Monster review: Is the new Netflix movie worth watching?


It’s almost groaningly unsurprising to see that Walter Dean Myers’ novel Monster was adapted into a movie. The 1999 National Book Award nominee interweaves stylings of first-person diary entries with the screenplay format to contrast subjective and objective narrative beats. I’d imagine film industry bigwigs and Hollywood writers alike must have seen this structure as a gift on a silver platter. But since Monster’s premiere at the 2018 Sundance Film Festival, its pickup in 2019, and its re-pickup and distribution in 2021 on Netflix, this intriguing gift has apparently been shelved, then boxed up and shoved into the attic corner.

Said outcome can’t be what director Anthony Mandler had in mind for his debut feature Monster, out on Netflix today. Its delayed-release comes off as an enigma, one that ideally points to refreshing vision of an engaging story, but more likely invokes virtue signaling and even opportunism. Monster dulls down the complex questions posed in Myers’ novel by painting its answers in broad, grayscale strokes, forgoing any deep examination of truth or character in favor of visual aesthetic.

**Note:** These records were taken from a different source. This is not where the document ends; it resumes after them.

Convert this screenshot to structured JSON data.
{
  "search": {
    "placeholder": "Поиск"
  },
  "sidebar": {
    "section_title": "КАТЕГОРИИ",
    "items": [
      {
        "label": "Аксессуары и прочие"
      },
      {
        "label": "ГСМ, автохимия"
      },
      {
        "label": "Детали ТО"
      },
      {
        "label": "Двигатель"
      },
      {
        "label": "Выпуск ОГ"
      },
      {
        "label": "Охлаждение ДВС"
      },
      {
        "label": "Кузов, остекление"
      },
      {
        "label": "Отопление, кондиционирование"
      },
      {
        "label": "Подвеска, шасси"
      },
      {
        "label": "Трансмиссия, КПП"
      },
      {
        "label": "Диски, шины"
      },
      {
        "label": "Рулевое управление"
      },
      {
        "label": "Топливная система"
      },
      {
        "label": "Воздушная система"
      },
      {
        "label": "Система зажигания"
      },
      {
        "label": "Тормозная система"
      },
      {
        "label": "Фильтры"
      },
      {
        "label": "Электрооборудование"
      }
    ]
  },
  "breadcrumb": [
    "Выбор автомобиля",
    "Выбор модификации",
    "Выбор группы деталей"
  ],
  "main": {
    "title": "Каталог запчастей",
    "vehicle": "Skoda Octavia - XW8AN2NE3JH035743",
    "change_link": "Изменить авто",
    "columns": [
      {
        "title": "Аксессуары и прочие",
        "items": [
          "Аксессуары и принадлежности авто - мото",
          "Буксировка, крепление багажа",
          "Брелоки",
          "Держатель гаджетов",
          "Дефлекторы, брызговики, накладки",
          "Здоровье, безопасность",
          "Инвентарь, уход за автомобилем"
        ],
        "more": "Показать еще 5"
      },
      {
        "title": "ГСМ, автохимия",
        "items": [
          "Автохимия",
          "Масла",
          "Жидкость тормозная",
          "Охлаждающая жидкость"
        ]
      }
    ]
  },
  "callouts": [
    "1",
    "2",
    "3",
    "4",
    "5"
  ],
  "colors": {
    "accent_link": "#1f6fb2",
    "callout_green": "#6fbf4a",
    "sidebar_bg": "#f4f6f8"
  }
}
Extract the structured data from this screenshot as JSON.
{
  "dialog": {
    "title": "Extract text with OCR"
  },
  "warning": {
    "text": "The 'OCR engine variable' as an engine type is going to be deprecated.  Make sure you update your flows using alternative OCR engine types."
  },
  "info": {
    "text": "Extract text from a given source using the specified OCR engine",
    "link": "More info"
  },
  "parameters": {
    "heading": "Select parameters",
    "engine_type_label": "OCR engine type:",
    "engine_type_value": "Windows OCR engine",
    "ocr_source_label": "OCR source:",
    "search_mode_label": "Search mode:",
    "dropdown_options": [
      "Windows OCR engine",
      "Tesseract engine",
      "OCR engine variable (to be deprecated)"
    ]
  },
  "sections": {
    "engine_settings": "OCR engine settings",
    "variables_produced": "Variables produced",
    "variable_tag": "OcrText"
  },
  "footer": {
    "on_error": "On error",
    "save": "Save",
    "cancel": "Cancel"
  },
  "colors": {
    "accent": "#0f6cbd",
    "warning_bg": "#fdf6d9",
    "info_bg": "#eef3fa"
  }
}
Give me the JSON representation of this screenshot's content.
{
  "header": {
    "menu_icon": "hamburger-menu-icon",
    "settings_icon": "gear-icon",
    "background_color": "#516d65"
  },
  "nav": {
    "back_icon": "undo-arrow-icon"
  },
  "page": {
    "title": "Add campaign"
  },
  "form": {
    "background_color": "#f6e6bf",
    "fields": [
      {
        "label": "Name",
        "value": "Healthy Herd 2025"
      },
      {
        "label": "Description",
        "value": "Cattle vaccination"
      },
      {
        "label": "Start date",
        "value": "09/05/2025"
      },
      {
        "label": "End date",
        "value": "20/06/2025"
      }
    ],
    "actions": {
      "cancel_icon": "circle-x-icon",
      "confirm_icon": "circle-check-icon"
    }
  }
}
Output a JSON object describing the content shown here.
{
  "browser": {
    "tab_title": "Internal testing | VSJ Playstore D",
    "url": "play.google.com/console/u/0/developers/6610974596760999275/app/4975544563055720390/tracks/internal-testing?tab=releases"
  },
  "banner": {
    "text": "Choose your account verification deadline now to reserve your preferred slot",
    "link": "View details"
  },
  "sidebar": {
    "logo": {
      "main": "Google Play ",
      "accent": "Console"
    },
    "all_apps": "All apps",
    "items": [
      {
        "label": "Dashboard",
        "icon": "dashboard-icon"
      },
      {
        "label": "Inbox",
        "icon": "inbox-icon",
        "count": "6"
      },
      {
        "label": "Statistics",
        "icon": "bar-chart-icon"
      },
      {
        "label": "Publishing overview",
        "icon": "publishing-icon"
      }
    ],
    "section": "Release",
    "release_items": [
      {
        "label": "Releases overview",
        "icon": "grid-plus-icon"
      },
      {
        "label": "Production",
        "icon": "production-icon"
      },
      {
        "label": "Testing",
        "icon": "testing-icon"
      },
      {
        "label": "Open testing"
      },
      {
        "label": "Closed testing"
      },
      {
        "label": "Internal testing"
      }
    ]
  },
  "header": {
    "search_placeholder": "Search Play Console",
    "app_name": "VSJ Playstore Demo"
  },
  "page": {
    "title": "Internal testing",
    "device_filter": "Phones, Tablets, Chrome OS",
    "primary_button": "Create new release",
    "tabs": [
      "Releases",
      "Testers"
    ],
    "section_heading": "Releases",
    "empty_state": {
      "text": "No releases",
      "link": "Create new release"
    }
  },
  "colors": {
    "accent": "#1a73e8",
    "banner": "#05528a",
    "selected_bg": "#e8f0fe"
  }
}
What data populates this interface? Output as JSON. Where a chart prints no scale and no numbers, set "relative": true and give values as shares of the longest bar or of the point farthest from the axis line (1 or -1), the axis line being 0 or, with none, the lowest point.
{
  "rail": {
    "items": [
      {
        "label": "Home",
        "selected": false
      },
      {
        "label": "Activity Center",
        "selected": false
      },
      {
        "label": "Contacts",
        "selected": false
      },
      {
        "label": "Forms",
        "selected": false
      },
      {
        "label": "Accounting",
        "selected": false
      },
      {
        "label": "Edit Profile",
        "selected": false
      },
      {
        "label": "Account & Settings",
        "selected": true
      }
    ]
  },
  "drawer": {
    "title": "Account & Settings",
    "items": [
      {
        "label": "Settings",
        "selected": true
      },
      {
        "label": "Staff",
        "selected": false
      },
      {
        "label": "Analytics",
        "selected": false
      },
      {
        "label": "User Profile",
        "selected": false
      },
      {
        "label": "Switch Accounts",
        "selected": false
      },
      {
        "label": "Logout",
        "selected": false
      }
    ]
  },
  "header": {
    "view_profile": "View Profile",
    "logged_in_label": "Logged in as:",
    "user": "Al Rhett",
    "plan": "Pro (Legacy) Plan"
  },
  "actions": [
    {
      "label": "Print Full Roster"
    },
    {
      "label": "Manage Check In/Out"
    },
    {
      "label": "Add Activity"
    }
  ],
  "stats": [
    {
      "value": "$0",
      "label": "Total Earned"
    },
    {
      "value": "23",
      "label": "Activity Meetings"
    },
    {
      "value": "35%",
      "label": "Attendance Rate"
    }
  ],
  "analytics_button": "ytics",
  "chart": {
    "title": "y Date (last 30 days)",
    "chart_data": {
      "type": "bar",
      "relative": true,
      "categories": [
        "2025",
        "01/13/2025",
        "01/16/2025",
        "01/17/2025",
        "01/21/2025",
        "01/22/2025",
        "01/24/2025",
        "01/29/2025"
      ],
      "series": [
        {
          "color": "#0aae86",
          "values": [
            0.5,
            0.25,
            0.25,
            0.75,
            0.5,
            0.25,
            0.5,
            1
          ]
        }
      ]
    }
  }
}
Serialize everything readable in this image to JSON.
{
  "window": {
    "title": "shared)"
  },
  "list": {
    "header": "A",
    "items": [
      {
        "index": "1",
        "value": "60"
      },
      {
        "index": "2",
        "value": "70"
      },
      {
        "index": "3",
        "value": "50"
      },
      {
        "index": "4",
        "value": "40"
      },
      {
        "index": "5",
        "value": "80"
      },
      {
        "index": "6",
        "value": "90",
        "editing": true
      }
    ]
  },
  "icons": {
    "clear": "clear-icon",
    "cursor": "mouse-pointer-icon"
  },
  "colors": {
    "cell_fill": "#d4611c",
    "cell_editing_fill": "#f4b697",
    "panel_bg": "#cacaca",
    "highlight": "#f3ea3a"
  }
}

Mandler’s debut feature (he’s a music video director, and it shows) depicts the story of Steve Harmon (a solid Kelvin Harrison Jr.), a 17-year-old film student at one of Harlem’s most prestigious schools. He gets chummy with wise gang member Will King (A$AP Rocky, who is utterly charming), who allegedly enlists Steve into a robbery scheme that turns bloody. Steve is arrested for murder and must contend with – and figure a way out of – his new environment that could all too easily become a permanent one.

Is Monster worth watching on Netflix?

Monster wants to be about so many things, including the American legal system, Harlem, and race relations. Of much import to the form and function of the novel is its dissection of truth. Steve’s relaying of experience to the reader is deeply subjective, blistering, and rough, his interactions with acquaintances filtered through an unmistakably personal voice. The Harmon in the novel stands at a far cry from the Steve in the film, the latter of whom has far less of a sense of his own humanity and goals.

In Monster, Steve’s eye behind the camera never broadens beyond “2010s music video vibezzz”, even at the behest of his film professor Mr. Sawicki, whose film analyses are as confounding as (and sometimes unintentionally reflecting on) the film he’s in.

Speaking of, Tim Blake Nelson’s character is just one of a long list of supporting characters who serve as vague extensions of the various facets of Steve’s place in the world. Least offensively is John David Washington, whose scenery-chewing performance as a more intense gang member solidifies Denzel’s son as the next movie star. His Bobo is given about the same amount of screen time as Jeffery Wright and Jennifer Hudson, who play Steve’s parents. Everyone’s fine but desperately underused.

This leaves few things for Monster to securely latch onto. By pivoting back and forth between flashback (in Harlem) and present tense (jail), Monster presents itself with the potential to say something notable about objective reality or masculinity, like The Night Of before it. Or it could go full drama, presenting the utter despair of what it means to be a boy growing up incarcerated, like When They See Us. Monster just never fully gets there, perhaps best exemplified by the film’s brainless choice to divert from a defining moment between Harmon and his attorney at the ending of the novel.

Choices like the one above in Monster tend to miss the point of the novel and of the American zeitgeist in which this movie is released, resulting in a film that feels hopelessly unremarkable, destined to fall through the cracks. Here’s hoping that Steve Harmon’s own feature would be better than this one.

Next. 50 best Netflix movies to watch right now. dark